סמינר מחלקה של ג'אן לגרוואל - אלסטומרים של גביש נוזלי כמפעילים וחיישני מתח לא שגרתיים
School of Mechanical Engineering Seminar
Wednesday, December 7, 2022 at 14:00
Liquid crystal elastomers as unconventional actuators and strain sensors
Experimental Soft Matter Physics group, Department of Physics & Materials Science University of Luxembourg

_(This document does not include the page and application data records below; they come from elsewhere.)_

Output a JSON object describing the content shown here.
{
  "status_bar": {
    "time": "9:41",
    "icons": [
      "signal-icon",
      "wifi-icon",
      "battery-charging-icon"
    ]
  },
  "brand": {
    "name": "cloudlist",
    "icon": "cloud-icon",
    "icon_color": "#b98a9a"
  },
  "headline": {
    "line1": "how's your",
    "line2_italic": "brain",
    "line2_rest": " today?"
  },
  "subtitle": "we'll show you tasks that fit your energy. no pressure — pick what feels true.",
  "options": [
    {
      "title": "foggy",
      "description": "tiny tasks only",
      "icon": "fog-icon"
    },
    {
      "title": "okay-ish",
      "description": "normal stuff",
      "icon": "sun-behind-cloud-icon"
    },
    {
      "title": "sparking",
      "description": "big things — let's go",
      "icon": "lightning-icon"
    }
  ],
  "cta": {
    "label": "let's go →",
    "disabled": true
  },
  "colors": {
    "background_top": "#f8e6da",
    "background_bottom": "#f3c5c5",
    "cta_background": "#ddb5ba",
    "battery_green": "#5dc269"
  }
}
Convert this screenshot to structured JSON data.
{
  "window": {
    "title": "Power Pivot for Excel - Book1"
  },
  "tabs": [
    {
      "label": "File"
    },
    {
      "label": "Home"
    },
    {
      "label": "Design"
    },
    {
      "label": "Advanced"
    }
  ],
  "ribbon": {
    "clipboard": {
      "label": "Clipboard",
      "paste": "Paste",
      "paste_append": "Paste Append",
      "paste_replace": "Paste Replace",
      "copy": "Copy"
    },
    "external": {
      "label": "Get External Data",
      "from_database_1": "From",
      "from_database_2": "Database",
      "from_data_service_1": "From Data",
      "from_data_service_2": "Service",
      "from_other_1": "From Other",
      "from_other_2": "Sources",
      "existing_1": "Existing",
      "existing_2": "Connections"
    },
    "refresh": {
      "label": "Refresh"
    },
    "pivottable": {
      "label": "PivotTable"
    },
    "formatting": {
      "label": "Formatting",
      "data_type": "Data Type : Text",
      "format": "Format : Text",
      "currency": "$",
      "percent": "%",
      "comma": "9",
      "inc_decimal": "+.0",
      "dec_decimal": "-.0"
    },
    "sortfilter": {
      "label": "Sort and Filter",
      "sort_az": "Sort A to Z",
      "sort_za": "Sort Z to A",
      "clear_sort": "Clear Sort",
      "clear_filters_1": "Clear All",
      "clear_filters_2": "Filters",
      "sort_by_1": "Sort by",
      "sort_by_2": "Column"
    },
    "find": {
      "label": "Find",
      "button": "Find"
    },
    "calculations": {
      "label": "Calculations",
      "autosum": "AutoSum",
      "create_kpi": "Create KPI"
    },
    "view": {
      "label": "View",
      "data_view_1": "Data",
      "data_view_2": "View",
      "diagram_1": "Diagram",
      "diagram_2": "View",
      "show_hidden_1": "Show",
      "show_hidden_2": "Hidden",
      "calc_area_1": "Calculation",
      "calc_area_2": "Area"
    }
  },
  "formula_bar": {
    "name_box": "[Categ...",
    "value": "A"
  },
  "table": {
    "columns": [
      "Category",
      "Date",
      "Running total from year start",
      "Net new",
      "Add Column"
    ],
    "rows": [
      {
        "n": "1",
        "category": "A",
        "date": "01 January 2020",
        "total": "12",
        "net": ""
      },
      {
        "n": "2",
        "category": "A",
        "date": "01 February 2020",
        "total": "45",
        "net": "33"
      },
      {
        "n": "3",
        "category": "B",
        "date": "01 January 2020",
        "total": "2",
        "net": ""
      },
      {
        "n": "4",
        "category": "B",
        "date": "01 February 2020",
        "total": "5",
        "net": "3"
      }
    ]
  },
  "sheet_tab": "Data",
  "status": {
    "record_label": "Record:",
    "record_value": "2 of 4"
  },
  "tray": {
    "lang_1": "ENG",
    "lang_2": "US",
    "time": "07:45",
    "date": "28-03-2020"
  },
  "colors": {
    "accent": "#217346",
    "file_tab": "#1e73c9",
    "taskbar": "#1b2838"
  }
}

A lively development in today’s materials science research is the creation of new ’smart’ materials that respond to specific stimuli by changing their appearance or shape. Importantly, this adaptive nature is inherent to the material, rather than arising from the interaction of multiple components. This allows single elements in a garment, a construction or any other artifact to be their own actuator or sensor, while at the same time filling the basic passive function that they were designed for. Liquid Crystal Elastomers (LCEs) constitute an exciting example of smart and adaptive materials. They can be designed to change their color in response to mechanical strain [1,2] (top figure) or, conversely, to change their shape—fully reversibly— in response to heat  (bottom figure), light, humidity or electric fields. Because the order that gives rise to their remarkable behavior develops by self-assembly in a liquid precursor, they can be made quickly and at low cost, in arbitrary shape, and the rubbery nature of their final state makes them easy to handle and integrate in a variety of structures.
The adaptive nature and versatile and easy processing of LCEs give them tremendous application potential across a variety of fields, from sun-powered kinetic building facades that autonomously adapt to daily and seasonal variations in temperature and humidity , saving energy and creating a better indoor climate for the building occupants, to garments that reveal the pressure they apply on the body as a function of location or illustrate the strains involved during motion . In my talk, I will give a brief introduction to what LCEs are, how they work, and how they might be applied in the future, based on recent results from our group [1–3] and interdisciplinary collaborations .
 Rijeesh Kizhakidathazhath et al. Facile Anisotropic Deswelling Method for Realizing Large‐Area Cholesteric Liquid Crystal Elastomers with Uniform Structural Color and Broad‐Range Mechanochromic Response. Adv. Funct. Mater. 30, 1909537 (2020).
 Y. Geng, R. Kizhakidathazhath. & J. P. F. Lagerwall, Robust cholesteric liquid crystal elastomer fibres for mechanochromic textiles. Nat. Mater. (2022). DOI: 10.1038/s41563-022-01355-6.
 A. Sharma, A.M. Stoffel, & J.P.F. Lagerwall. Liquid crystal elastomer shells with topological defect-defined actuation: Complex shape morphing, opening/closing, and unidirectional rotation. J. Appl. Phys. 129, 174701 (2021).
 M. Schwartz & J.P.F. Lagerwall, Embedding intelligence in materials for responsive built environment: A topical review on Liquid Crystal Elastomer actuators and sensors. Building and Environment 226, 109714 (2022).
Jan Lagerwall (M.Sc. Physics 1997; Ph.D. Materials Science, 2002) is professor in physics at University of Luxembourg. His research focuses on soft matter physics, chemistry and materials science, connecting liquid crystals with many other fields, from fiber spinning and microfluidics to art, architecture, robotics and security. The motivation ranges from the scientific beauty to the diverse application opportunities arising through cross fertilization with other disciplines. He is a threefold ERC grant recipient (one CoG and two PoC grants). As postdoctoral researcher Jan worked with N.A. Clark (Boulder), G. Heppke (Berlin) and F. Giesselmann (Stuttgart). He previously held group leader positions at Martin Luther University Halle-Wittenberg (Germany) and Seoul National University (Korea). He is actively working to bring the fruits of his group’s academic research to use for society and industry through a multitude of collaborations and the foundation of spin-off companies.
This study shed light on the effects of pump configuration on the performance and risk of blood damage, indicating the roles of the hub shape and angular velocity as dominant parameter. These findings can be utilized to improve future designs of p-LVAD.